The film focuses on individuals growing up in an area Louisville, Kentucky is known for crimes, drug/ alcohol abuse, behavioral issues. Living in an area with negative energy, where violence and anger is and the outcome of these issues. Individuals are locked up for non-violent crimes such as skipping school. The narrator within the film states, “getting locked up is a part of everyday life.” Meaning the chances of getting locked up within that community can be high/ risky. Whereas in the in the film it also states, “Incarceration is the response to every social issue.” Instead of creating programs to narrow down the social problems, prisons are expanding.
Dealing drugs is one of the uncongenial ways to make money to take care of the family. Sometimes people must do what they must do. Yes, this does have implications for sociologists. The reason considers the impact that certain products like crack cocaine have on local communities. Crack and other drugs also set many impoverished communities back because of the catastrophic effects of addiction or imprisonment (Levitt).
Crips founded in 1971 by Stanley (“Tookie”) Williams and Raymond Washington, both high schoolers in los Angeles, for protection from other gang violence. (“which was inspired by the Black Panthers, formed a political group in 1969 that evolved in 1969.”) Other gangs, as in the bloods were established in response to the Crips growing power. In the early 1980’s Crips focused more on drugs, especially crack cocaine, and the gang eventually formed alliances with the Mexican cartels. “Although it is difficult to estimate the exact number of crips in the country because their loose organization, United States Department of Justice claims there are currently upwards of 35,000 members divided between 800 sets in 48 states.” “Los Angeles sentinel is the most commonly cited sources, article from February 1972, which claimed that the crips were named after members of gangs who carried canes as “crips” (cripples)”. “Williams claimed that the gang originally referred to themselves as “Cribs,” but members simply mispronounced the name and it evolved into crips.” Crips was originally shortened for “Continuous Revolution in Progress.
In Search of Respect: Selling Crack in El Barrio, an ethnography by Philippe Bourgois examines a portion of the East Harlem neighborhood, known as “El Barrio” in Spanish, of Manhattan in New York City during the late 1980s to the early 1990s. More specifically, Bourgois focuses on and examines the daily lives of mainly second and third generation Puerto Rican drug dealers in “El Barrio” through participant observation. Throughout the ethnography, his reflections and conclusions of life in the neighborhood and the struggles of minority populations come through discussions with people who have or still use drugs and alcohol such as, Primo and Caesar. Phillipe Bourgois argues that the perpetually high rates of violence, crime, poverty, poor education

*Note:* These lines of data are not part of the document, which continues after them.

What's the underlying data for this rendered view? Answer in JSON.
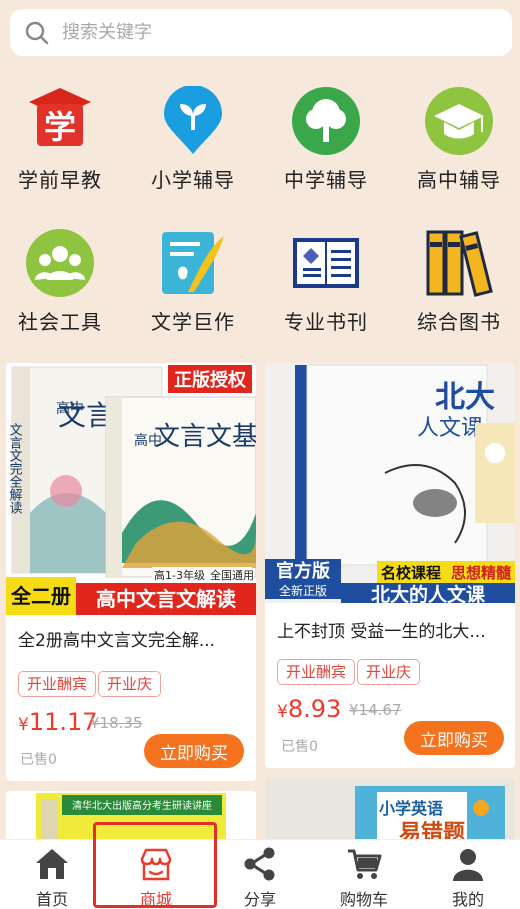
{
  "search": {
    "placeholder": "搜索关键字"
  },
  "categories": [
    {
      "label": "学前早教",
      "icon": "school-hat-icon",
      "glyph": "学"
    },
    {
      "label": "小学辅导",
      "icon": "sprout-pin-icon"
    },
    {
      "label": "中学辅导",
      "icon": "tree-icon"
    },
    {
      "label": "高中辅导",
      "icon": "graduation-cap-icon"
    },
    {
      "label": "社会工具",
      "icon": "people-icon"
    },
    {
      "label": "文学巨作",
      "icon": "notebook-quill-icon"
    },
    {
      "label": "专业书刊",
      "icon": "open-book-icon"
    },
    {
      "label": "综合图书",
      "icon": "books-icon"
    }
  ],
  "products": [
    {
      "title": "全2册高中文言文完全解...",
      "tags": [
        "开业酬宾",
        "开业庆"
      ],
      "price_symbol": "¥",
      "price": "11.17",
      "old_price": "¥18.35",
      "sold": "已售0",
      "buy_label": "立即购买",
      "image_text": {
        "badge": "正版授权",
        "book1": "文言文完全解读",
        "book1_prefix": "高中",
        "book2_prefix": "高中",
        "book2": "文言文基础知识",
        "grade": "高1-3年级",
        "scope": "全国通用",
        "set": "全二册",
        "banner": "高中文言文解读"
      }
    },
    {
      "title": "上不封顶 受益一生的北大...",
      "tags": [
        "开业酬宾",
        "开业庆"
      ],
      "price_symbol": "¥",
      "price": "8.93",
      "old_price": "¥14.67",
      "sold": "已售0",
      "buy_label": "立即购买",
      "image_text": {
        "book": "北大人文课",
        "official": "官方版",
        "new": "全新正版",
        "school": "名校课程",
        "slogan": "思想精髓",
        "banner": "北大的人文课"
      }
    }
  ],
  "partial_products": [
    {
      "image_text": {
        "header": "清华北大出版高分考生研读讲座"
      }
    },
    {
      "image_text": {
        "title": "小学英语",
        "subtitle": "易错题"
      }
    }
  ],
  "nav": [
    {
      "label": "首页",
      "icon": "home-icon"
    },
    {
      "label": "商城",
      "icon": "shop-icon",
      "active": true
    },
    {
      "label": "分享",
      "icon": "share-icon"
    },
    {
      "label": "购物车",
      "icon": "cart-icon"
    },
    {
      "label": "我的",
      "icon": "user-icon"
    }
  ],
  "colors": {
    "background": "#f7e8dc",
    "price": "#ef3a2a",
    "buy_button": "#f5731e",
    "nav_active": "#e83c2f"
  }
}
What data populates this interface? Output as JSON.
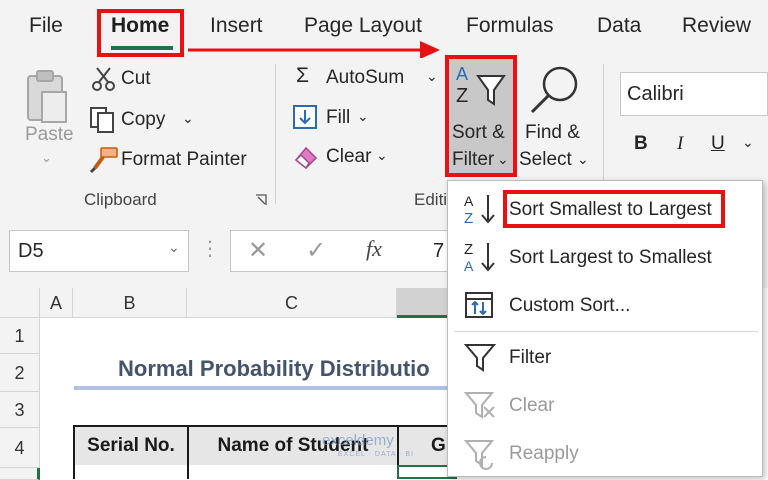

In the newspaper article Youth Gangs Leading Cause of Delinquencies written by Gene Sherman for the Los Angeles Times, Sherman hits many hard facts regarding the relationship between the youth of the time and the local gangs. Overtime the largely popular Zoot Suits became a badge of delinquency, with more and more of our youth donning these new relaxed and mobile suits they where just assumed to belong to a gang even if they had no official gang ties. “Motives for gang warfare are ridiculous in adult eyes but sometimes lead to planned an bloody fighting” With little to no provocation a war could break out on the street. Just for looking at someone the “wrong” way could end with a knife in your gut. The Zoot Suits themselves were not to